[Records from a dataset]

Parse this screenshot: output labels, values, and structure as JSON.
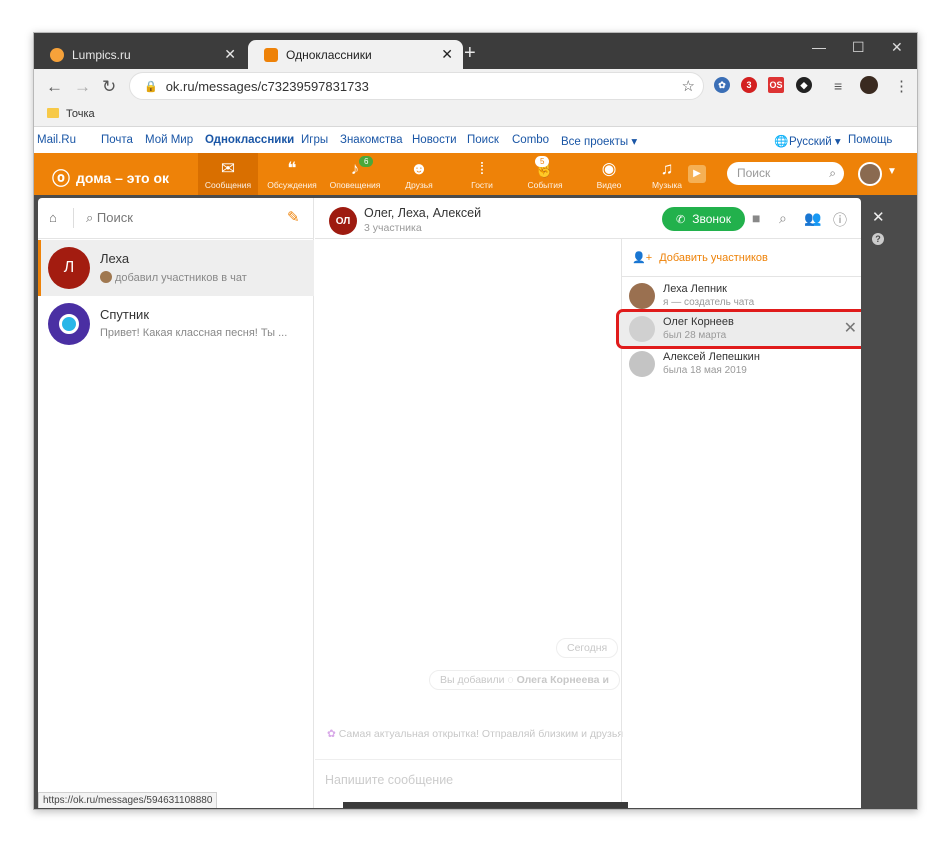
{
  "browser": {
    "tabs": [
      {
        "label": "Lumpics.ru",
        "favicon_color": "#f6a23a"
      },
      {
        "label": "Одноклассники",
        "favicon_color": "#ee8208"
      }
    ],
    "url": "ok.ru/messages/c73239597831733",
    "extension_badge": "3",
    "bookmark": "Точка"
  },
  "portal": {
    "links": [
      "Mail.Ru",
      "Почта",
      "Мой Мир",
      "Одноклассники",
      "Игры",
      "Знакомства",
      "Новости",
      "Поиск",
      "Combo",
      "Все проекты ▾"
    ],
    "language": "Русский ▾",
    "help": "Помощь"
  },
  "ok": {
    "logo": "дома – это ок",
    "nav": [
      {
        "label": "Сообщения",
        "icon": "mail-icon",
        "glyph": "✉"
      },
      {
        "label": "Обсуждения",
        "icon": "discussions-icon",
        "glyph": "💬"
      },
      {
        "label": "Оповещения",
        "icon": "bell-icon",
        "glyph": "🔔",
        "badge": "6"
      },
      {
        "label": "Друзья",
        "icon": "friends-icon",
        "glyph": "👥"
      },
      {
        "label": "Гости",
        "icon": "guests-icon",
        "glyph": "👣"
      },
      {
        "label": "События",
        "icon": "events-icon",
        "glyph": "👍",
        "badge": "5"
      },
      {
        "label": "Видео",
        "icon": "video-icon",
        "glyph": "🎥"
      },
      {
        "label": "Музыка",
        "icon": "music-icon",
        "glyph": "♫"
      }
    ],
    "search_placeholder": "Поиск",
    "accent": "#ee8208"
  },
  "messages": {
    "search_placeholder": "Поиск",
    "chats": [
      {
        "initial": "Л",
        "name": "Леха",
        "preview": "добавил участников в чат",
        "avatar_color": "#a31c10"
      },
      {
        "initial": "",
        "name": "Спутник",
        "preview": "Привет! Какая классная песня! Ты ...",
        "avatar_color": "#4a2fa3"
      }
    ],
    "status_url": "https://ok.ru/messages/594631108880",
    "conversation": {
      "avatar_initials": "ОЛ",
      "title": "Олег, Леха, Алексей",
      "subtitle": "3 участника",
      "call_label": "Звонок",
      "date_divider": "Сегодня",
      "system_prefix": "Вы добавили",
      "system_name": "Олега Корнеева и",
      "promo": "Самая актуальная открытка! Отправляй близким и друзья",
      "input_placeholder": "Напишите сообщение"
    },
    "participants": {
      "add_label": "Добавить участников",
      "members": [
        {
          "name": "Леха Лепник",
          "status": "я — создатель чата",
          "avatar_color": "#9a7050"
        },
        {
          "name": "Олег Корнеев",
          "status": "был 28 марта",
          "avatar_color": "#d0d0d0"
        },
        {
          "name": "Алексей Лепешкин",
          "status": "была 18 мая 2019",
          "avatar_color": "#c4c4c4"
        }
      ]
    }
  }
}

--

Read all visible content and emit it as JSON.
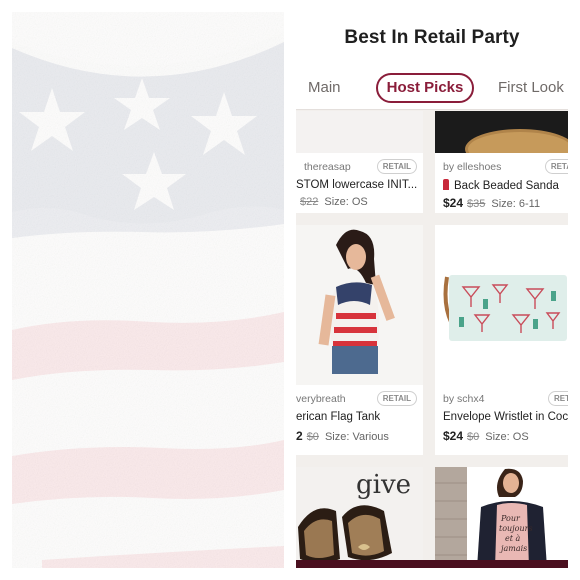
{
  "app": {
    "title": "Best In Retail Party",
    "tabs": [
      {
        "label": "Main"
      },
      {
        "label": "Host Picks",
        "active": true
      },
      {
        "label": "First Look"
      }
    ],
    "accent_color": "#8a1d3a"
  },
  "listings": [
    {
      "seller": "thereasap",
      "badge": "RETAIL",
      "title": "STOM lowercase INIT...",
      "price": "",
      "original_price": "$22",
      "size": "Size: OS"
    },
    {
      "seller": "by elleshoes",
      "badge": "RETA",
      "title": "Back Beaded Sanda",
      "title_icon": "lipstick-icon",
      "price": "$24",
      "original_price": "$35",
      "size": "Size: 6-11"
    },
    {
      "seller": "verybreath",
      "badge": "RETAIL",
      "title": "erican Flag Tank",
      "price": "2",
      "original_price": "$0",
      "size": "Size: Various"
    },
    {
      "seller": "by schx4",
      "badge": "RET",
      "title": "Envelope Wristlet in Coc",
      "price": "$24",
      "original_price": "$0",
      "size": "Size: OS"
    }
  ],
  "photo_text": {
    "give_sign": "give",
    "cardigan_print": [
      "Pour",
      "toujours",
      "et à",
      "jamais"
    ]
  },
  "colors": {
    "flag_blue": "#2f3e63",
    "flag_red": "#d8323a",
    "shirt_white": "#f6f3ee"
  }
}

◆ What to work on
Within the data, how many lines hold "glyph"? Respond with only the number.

◆ Worked solution
8